#### Data for this exercise
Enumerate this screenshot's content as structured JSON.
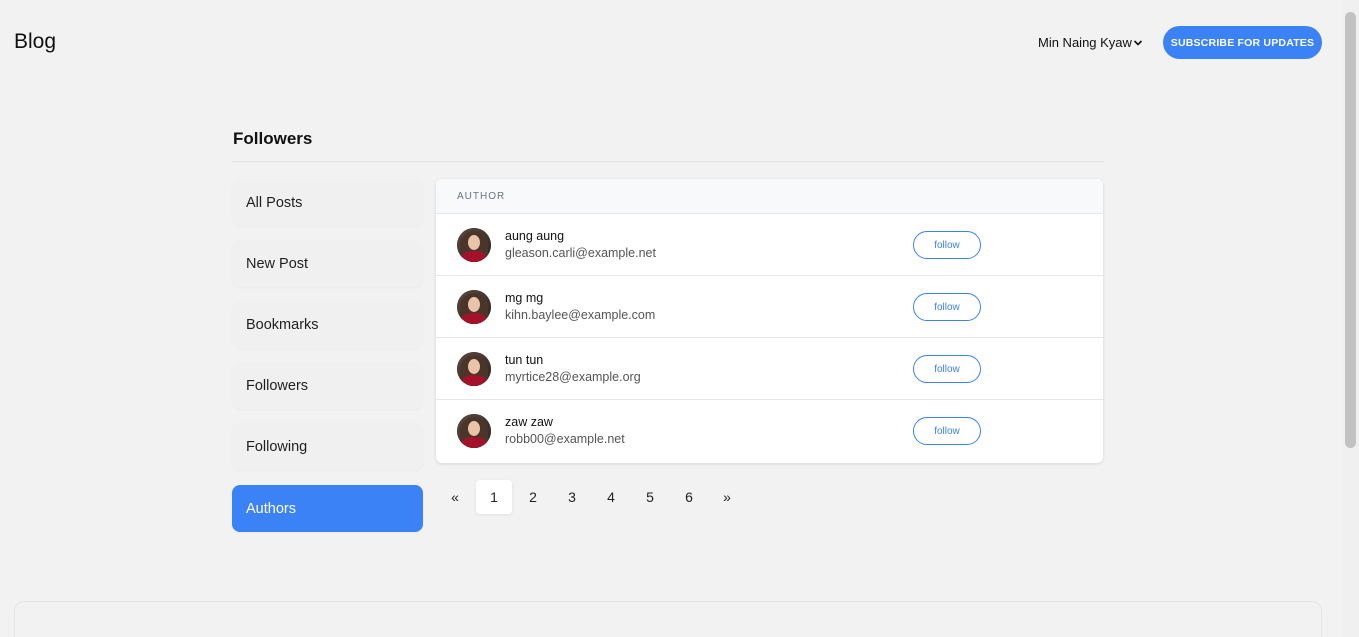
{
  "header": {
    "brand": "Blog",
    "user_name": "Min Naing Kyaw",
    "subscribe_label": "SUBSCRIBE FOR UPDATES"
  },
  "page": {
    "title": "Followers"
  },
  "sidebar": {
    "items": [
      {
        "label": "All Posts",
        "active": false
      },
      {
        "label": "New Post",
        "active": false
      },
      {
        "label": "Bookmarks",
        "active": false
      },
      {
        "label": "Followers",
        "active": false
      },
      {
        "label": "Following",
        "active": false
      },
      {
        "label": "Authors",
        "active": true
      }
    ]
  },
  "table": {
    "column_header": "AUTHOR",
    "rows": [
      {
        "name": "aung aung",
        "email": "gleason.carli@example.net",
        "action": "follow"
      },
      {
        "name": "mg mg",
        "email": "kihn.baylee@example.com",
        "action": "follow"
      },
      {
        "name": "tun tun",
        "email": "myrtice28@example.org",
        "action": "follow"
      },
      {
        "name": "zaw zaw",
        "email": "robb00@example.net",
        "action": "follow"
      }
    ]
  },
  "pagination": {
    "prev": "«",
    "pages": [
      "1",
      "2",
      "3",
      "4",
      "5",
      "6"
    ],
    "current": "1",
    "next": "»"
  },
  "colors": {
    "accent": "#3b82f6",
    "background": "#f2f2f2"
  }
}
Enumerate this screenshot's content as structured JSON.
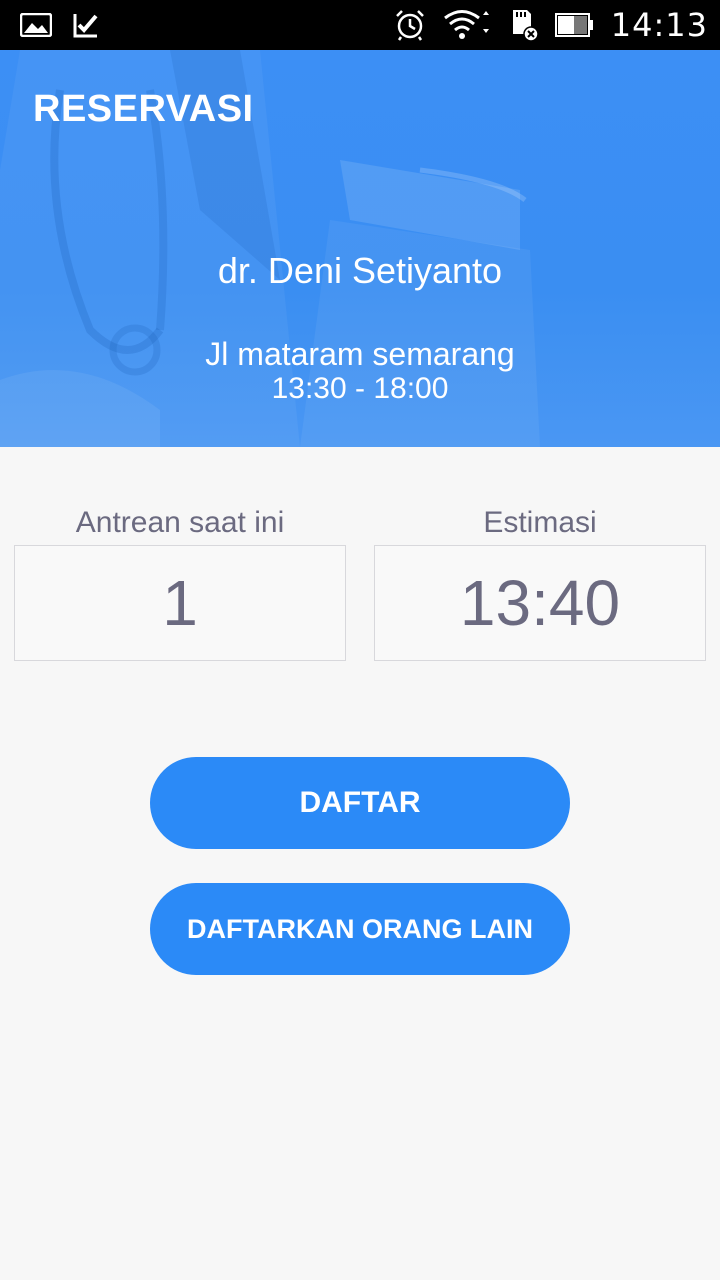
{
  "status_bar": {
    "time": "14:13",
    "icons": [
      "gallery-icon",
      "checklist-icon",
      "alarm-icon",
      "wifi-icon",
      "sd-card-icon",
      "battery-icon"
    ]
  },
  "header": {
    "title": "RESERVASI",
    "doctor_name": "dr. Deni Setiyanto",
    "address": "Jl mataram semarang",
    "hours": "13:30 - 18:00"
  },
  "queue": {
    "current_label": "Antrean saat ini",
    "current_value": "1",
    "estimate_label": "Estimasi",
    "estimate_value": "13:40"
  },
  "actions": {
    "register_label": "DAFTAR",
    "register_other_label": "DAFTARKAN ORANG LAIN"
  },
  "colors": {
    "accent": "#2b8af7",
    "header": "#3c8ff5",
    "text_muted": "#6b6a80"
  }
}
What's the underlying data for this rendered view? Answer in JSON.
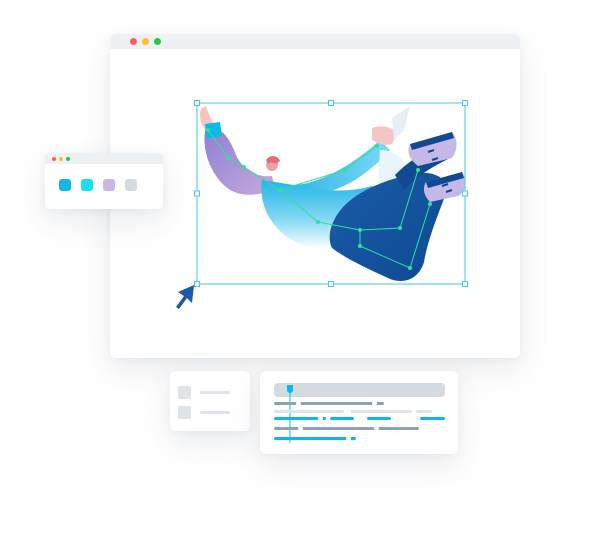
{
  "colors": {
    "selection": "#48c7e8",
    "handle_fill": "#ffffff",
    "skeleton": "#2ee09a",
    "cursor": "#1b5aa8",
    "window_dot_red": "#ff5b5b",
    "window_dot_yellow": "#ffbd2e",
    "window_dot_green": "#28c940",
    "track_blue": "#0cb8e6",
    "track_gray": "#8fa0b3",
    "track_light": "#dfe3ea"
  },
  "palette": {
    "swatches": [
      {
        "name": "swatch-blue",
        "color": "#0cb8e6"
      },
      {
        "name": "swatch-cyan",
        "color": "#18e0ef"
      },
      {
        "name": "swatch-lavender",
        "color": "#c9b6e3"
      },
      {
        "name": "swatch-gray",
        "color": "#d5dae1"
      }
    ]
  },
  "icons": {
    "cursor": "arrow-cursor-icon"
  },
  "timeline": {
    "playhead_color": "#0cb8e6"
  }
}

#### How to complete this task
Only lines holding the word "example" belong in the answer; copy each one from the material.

#### Reply to the exercise
        "email": "gleason.carli@example.net",
        "email": "kihn.baylee@example.com",
        "email": "myrtice28@example.org",
        "email": "robb00@example.net",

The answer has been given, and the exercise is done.